I get it it’s not easy. There’s been many times where I’ve lost to a more talented team. And I admit, I’ve beat myself up, wished I was better, wished my team was better, etc. But then I think back to my “Why”, and it’s not to solely win games. Our program’s mission statement is to “Build Champions On and Off the Court.”

When it gets tough and it seems like it would be easier just teach a few plays or gadgets that will get you wins, it’s time to go back to your core.

Why do you coach?

Remember, it’s about the players and their experience, not you.

Serve and pour into your players, coaches, parents, and community.

It’s not about the trophies, they collect dust. It’s about people and relationships. The ultimate measurement of success for us coaches is did we make them better on and off the court? If we can answer “Yes!” to that, then we’ve done our job and can be proud.

As always, thanks for reading, have a great week, and be an RGP today!

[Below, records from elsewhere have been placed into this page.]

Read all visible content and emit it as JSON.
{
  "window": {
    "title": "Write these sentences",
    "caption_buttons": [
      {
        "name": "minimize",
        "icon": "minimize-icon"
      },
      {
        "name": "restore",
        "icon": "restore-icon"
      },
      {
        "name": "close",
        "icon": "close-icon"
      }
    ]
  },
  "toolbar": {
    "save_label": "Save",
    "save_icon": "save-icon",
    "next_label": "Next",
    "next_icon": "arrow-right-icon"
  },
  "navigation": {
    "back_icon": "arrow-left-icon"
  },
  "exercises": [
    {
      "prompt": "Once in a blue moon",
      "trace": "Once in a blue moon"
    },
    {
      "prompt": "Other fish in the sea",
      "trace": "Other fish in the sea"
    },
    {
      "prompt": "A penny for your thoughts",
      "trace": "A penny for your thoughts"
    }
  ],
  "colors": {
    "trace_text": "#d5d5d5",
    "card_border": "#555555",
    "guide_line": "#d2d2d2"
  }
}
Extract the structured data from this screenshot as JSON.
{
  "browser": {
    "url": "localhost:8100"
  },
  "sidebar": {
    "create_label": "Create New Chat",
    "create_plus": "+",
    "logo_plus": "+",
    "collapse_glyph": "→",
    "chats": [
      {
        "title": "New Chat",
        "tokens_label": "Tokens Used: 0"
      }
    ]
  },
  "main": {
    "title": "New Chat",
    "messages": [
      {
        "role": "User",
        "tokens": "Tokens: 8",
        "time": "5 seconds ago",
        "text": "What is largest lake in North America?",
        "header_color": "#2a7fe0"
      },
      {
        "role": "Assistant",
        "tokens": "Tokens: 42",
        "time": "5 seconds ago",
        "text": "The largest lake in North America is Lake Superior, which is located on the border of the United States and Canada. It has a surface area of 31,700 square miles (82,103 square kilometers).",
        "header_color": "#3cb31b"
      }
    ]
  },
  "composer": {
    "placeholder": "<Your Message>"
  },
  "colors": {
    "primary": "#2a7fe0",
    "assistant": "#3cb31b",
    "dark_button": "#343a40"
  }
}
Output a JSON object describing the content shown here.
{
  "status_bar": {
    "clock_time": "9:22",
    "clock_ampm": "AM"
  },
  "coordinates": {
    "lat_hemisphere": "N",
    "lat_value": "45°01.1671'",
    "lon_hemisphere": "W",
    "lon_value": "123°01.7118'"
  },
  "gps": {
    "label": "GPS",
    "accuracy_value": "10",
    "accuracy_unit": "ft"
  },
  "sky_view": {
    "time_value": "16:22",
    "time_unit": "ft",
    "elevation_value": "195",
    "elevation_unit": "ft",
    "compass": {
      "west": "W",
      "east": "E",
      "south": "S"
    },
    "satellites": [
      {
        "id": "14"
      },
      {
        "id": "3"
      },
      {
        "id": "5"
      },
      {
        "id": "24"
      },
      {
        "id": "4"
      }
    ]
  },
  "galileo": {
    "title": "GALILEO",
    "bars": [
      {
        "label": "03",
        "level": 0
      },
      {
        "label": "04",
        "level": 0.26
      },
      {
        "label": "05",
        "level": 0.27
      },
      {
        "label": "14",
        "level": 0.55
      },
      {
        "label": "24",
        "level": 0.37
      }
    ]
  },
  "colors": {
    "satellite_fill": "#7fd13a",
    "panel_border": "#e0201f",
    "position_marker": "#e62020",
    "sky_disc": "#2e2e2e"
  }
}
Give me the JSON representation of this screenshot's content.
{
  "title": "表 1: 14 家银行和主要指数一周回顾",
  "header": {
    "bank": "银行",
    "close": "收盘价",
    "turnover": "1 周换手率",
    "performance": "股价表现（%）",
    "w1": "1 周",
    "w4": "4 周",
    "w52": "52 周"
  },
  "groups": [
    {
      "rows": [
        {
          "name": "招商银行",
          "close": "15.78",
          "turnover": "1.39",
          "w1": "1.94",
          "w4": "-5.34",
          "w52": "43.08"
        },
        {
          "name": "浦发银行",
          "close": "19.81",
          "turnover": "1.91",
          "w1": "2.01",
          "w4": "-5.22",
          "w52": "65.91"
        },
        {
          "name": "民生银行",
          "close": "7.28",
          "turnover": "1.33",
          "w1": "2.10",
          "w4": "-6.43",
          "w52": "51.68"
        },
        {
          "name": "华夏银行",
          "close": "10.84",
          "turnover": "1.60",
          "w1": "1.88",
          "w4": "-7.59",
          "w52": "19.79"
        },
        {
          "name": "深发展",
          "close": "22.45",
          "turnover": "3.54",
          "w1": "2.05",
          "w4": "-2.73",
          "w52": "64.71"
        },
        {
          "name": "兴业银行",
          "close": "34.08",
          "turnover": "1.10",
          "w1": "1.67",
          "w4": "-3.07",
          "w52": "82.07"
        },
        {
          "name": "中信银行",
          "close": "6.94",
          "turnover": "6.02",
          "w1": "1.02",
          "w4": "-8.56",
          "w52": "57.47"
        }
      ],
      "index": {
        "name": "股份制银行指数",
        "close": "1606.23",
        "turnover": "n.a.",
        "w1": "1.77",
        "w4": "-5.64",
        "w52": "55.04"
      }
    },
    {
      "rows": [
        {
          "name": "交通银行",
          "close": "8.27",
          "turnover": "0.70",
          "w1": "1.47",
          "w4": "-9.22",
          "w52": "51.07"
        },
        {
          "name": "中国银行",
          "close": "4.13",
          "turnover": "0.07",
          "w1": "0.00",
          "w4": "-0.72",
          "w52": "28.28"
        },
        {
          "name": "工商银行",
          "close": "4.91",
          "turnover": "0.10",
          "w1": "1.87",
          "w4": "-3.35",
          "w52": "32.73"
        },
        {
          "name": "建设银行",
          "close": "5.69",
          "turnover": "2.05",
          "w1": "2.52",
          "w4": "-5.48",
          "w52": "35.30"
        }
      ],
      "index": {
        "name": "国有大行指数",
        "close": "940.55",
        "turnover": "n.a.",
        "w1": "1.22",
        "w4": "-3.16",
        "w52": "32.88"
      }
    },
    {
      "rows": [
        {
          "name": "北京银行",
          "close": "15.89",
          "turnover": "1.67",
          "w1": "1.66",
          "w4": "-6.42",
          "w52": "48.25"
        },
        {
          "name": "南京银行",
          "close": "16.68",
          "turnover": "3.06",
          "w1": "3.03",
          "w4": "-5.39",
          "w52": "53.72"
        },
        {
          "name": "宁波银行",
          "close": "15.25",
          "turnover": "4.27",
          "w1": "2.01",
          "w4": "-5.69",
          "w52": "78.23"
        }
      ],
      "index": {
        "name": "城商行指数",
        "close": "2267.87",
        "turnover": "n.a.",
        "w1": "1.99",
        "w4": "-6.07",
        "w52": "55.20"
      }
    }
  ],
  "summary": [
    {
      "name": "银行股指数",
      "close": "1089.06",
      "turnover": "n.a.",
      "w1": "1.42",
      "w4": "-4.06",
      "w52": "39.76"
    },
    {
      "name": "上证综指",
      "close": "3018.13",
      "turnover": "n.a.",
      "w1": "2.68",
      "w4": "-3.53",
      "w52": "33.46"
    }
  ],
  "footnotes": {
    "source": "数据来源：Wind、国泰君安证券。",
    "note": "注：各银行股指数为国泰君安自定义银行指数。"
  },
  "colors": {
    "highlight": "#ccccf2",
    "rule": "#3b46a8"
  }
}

Coach Elmendorf is available to speak to your team, group, or organization. Message him for details.